## Dataset extract
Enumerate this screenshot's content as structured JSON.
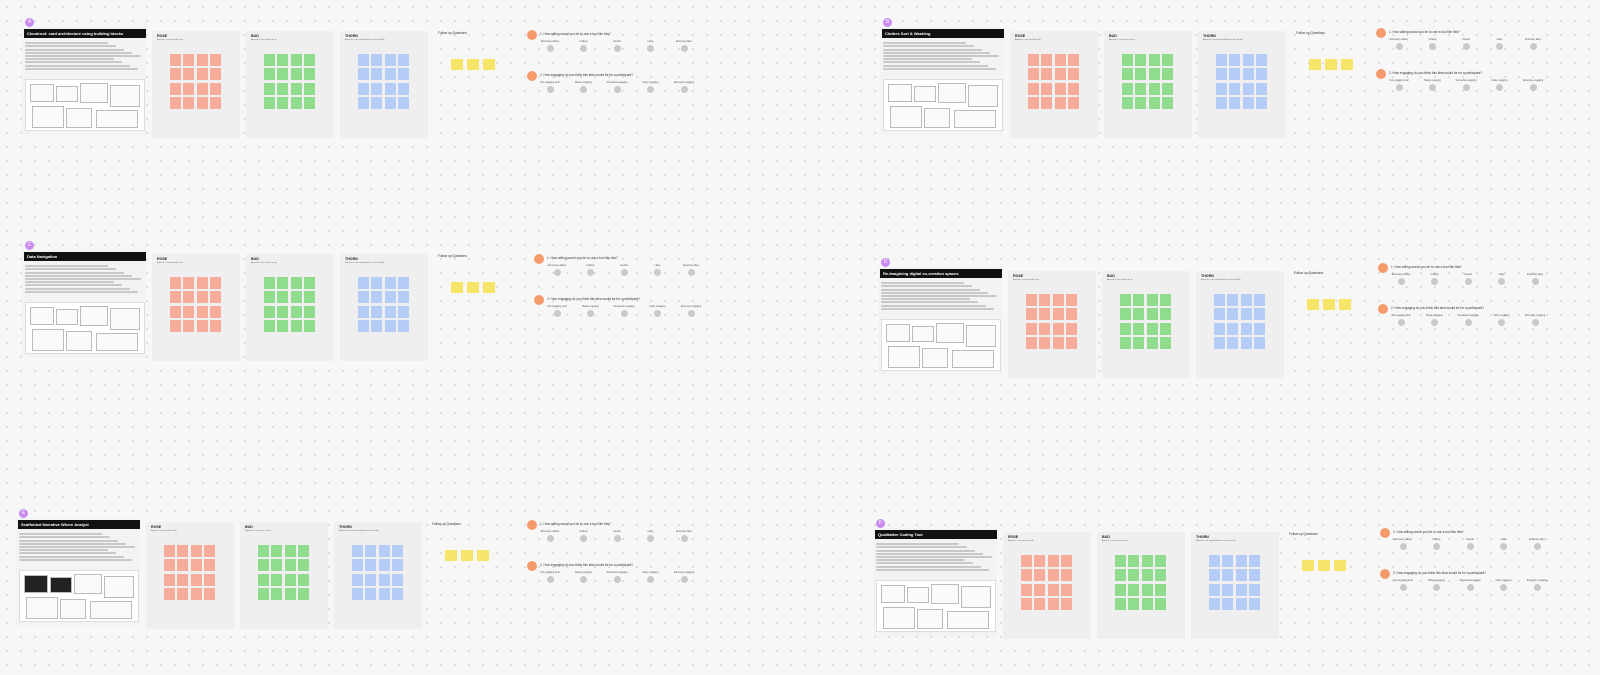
{
  "columns": {
    "rose": {
      "title": "ROSE",
      "subtitle": "Aspects I am excited to do"
    },
    "bud": {
      "title": "BUD",
      "subtitle": "Aspects I am curious to try"
    },
    "thorn": {
      "title": "THORN",
      "subtitle": "Aspects I am worried about or do not like"
    }
  },
  "followup_title": "Follow up Questions",
  "question1": "1. How willing would you be to use a tool like this?",
  "question1_options": [
    "Extremely unlikely",
    "Unlikely",
    "Neutral",
    "Likely",
    "Extremely likely"
  ],
  "question2": "2. How engaging do you think this idea would be for a participant?",
  "question2_options": [
    "Not engaging at all",
    "Barely engaging",
    "Somewhat engaging",
    "Fairly engaging",
    "Extremely engaging"
  ],
  "groups": [
    {
      "badge": "A",
      "title": "Cloudroof: card architecture using building blocks"
    },
    {
      "badge": "B",
      "title": "Clothes Sort & Washing"
    },
    {
      "badge": "C",
      "title": "Data Navigation"
    },
    {
      "badge": "D",
      "title": "Re-Imagining digital co-creation spaces"
    },
    {
      "badge": "E",
      "title": "Scaffolded Narrative Where Analyst"
    },
    {
      "badge": "F",
      "title": "Qualitative Coding Tool"
    }
  ],
  "colors": {
    "rose": "#f6ab9b",
    "bud": "#8fdc8d",
    "thorn": "#b5ccf6",
    "followup": "#f7e56a",
    "question_dot": "#f59b6b",
    "badge": "#c98bf0"
  }
}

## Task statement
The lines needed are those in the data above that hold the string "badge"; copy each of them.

## Exercise result
      "badge": "A",
      "badge": "B",
      "badge": "C",
      "badge": "D",
      "badge": "E",
      "badge": "F",
    "badge": "#c98bf0"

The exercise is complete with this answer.